# TASK ITEM
What is needed here is every line of the records that includes "JSON".

# MATERIAL FOR THIS TASK
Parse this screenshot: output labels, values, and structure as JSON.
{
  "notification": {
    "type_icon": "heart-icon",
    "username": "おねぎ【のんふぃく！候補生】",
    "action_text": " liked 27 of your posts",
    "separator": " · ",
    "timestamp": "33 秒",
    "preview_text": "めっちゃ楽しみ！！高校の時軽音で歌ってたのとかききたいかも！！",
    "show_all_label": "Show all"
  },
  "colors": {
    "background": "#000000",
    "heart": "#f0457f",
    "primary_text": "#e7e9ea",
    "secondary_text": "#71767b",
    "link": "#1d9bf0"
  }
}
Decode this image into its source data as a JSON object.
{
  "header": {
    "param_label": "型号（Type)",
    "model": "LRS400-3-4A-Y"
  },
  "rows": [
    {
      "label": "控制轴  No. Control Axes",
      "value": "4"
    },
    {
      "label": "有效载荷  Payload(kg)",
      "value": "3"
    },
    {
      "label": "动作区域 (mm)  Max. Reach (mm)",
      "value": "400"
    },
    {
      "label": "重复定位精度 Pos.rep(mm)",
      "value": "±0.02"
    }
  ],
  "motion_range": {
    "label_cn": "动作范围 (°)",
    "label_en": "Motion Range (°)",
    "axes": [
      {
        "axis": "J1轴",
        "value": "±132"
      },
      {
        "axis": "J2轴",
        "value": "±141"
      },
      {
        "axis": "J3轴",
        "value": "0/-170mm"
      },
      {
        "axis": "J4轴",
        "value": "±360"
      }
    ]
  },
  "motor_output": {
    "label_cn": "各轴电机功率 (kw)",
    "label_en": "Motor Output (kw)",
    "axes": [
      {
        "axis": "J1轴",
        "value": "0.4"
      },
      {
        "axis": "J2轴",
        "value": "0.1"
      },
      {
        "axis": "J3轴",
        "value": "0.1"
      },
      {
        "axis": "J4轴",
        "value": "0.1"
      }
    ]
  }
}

# OUTPUT BELOW
Parse this screenshot: output labels, values, and structure as JSON.
Decode this image into its source data as a JSON object.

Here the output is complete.